Dataset rows for apps and sites:
:::::

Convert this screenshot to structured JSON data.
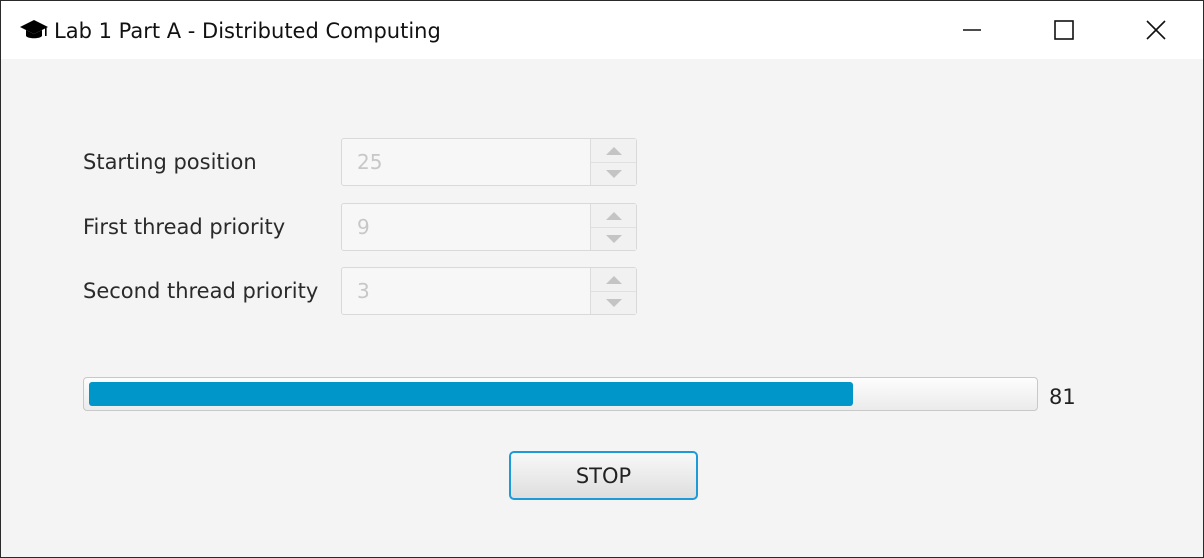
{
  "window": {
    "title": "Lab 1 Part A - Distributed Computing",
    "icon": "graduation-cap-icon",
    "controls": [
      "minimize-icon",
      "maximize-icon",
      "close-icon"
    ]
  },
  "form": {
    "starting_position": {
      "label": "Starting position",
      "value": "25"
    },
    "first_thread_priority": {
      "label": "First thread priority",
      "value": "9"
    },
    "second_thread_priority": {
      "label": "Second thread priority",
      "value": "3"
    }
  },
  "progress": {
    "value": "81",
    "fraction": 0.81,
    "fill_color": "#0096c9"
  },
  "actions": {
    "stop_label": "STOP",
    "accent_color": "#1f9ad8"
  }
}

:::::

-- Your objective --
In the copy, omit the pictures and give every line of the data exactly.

-- Solution for this task --
Convert this screenshot to structured JSON data.
{
  "window": {
    "title": "Lab 1 Part A - Distributed Computing",
    "icon": "graduation-cap-icon",
    "controls": [
      "minimize-icon",
      "maximize-icon",
      "close-icon"
    ]
  },
  "form": {
    "starting_position": {
      "label": "Starting position",
      "value": "25"
    },
    "first_thread_priority": {
      "label": "First thread priority",
      "value": "9"
    },
    "second_thread_priority": {
      "label": "Second thread priority",
      "value": "3"
    }
  },
  "progress": {
    "value": "81",
    "fraction": 0.81,
    "fill_color": "#0096c9"
  },
  "actions": {
    "stop_label": "STOP",
    "accent_color": "#1f9ad8"
  }
}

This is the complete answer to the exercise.